MRCS and FRCS 12 June 1913; MA Edinburgh 1901; MB ChB Edinburgh 1905; ChM Birmingham 1933.

Born
11 October 1880
Kilmarnock, Ayrshire
Died
28 July 1946
Edgebaston
Occupation
General surgeon

Details

Born 11 October 1880 at Kilmarnock, Ayrshire, Scotland, the elder of the two sons of Hugh Gemmill, ironmonger, and his wife, née Collins. He was educated at Speirs School, Beith, Ayrshire, and at Edinburgh University, where he graduated in arts before completing his medical training. He qualified at Edinburgh in 1905, but continued his professional education for nine years longer and finally took the English Fellowship, in 1913, though not previously a Member of the College. During the first world war Gemmill served as officer in charge of the surgical division of a general hospital in France; he had been commissioned captain in the RAMC on 10 November 1916. Here he became interested in the surgery of injuries of the nervous system.

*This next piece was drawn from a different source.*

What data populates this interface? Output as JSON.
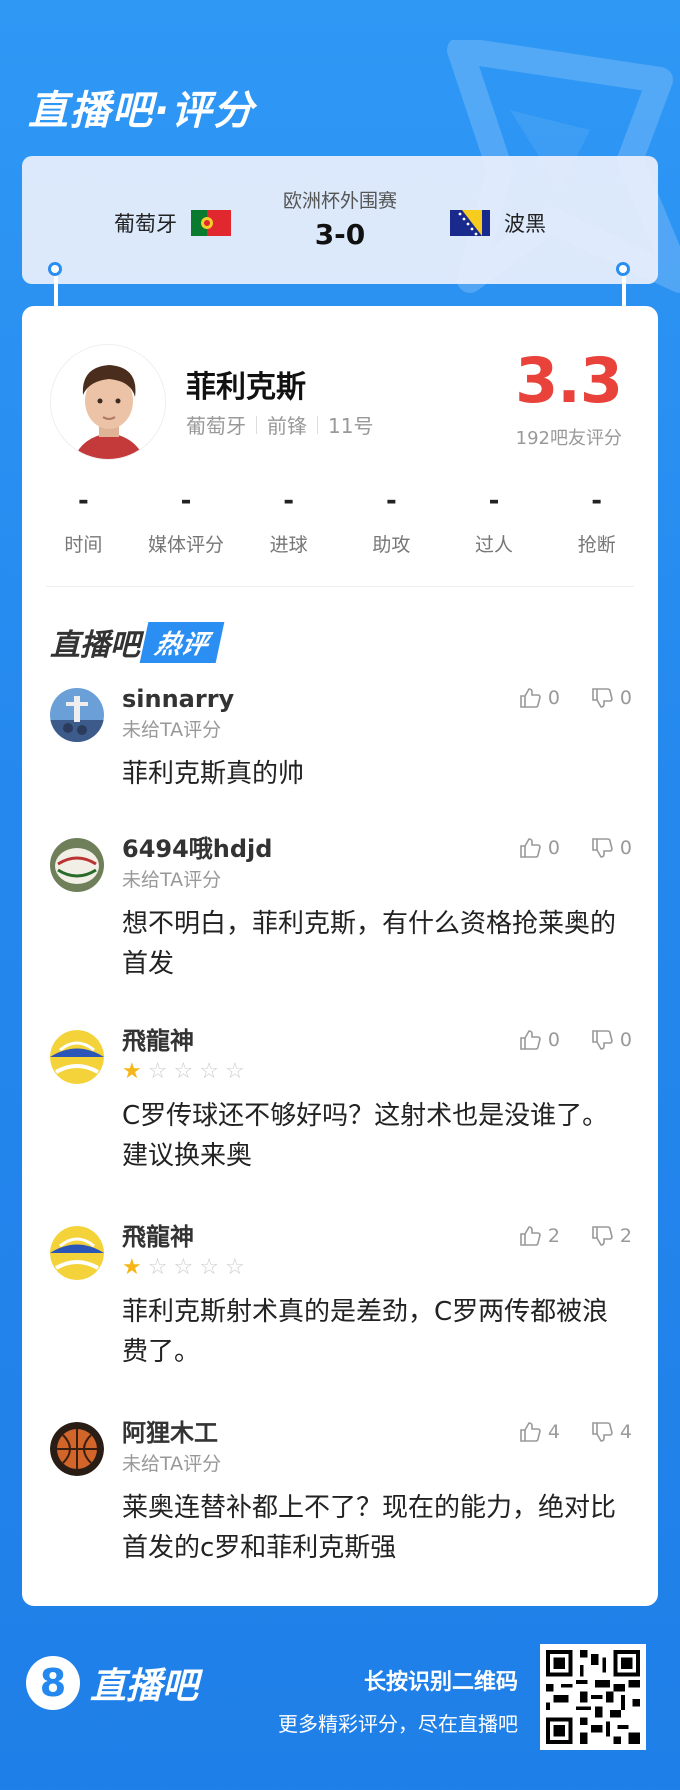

In 1920 he was elected assistant surgeon at Queen's Hospital, Birmingham, and in due course became surgeon. In 1932 he was elected professor of surgery in the University of Birmingham, in succession to William Billington and jointly with Seymour Barling, FRCS, surgeon to the General Hospital, which soon after joined the Queen's Hospital to form the United Hospital. Gemmill was president of the Birmingham branch of the British Medical Association from 1938 to 1943.

He married in 1915 Janet Macpherson, who survived him with a son and two daughters. He practised at 48 Calthorpe Road, Birmingham and lived at 27 Woodbourne Road, Edgbaston, where he died, almost immediately after retiring from his University and Hospital posts, 28 July 1946 aged 65. Gemmill was an excellent general surgeon, with a special interest in neurosurgery; he was a good bedside teacher. He had no interests outside his profession, except a perennial love of early haunts in Scotland, where he took his annual holiday. He was man of strong character and great kindliness, but reserved and shy.

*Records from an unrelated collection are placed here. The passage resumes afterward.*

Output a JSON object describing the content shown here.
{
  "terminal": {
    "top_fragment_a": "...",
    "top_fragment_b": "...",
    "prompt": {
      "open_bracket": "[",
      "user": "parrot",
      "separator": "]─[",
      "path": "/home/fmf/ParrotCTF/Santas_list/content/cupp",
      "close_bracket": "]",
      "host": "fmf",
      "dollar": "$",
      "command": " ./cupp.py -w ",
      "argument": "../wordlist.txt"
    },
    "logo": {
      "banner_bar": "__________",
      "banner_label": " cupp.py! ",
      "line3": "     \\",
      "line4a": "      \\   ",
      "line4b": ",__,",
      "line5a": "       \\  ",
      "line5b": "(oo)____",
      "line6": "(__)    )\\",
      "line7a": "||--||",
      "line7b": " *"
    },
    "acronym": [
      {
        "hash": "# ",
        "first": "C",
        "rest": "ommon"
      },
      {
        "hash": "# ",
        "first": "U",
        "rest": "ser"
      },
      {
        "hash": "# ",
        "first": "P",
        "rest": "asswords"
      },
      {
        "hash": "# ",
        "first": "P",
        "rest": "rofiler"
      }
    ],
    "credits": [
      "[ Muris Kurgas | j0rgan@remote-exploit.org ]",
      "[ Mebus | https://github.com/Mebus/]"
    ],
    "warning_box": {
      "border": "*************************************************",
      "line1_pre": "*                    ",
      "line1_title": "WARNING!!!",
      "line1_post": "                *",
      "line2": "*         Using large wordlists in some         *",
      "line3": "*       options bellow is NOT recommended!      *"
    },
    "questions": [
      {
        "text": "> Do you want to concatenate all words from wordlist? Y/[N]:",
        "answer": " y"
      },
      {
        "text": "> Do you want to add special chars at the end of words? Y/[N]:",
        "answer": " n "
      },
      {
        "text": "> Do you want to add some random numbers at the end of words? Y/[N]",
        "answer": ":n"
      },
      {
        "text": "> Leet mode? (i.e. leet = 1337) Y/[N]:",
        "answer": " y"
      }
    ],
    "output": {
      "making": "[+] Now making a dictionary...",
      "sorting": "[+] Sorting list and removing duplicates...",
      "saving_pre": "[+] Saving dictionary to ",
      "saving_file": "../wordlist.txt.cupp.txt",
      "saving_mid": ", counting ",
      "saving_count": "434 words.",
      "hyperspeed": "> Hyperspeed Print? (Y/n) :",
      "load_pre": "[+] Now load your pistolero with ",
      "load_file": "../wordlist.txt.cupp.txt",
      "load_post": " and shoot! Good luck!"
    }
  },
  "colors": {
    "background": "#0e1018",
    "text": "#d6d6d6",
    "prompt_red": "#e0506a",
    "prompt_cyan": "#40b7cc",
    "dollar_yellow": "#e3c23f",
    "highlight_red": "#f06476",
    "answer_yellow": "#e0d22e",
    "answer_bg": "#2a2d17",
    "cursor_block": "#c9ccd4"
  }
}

Sources used to compile this entry: [Brit med J 1946, 2, 247, by Seymour G Barling, CMG FRCS; 1946, 2, 218, by the same; information from Mrs Gemmill].

The Royal College of Surgeons of England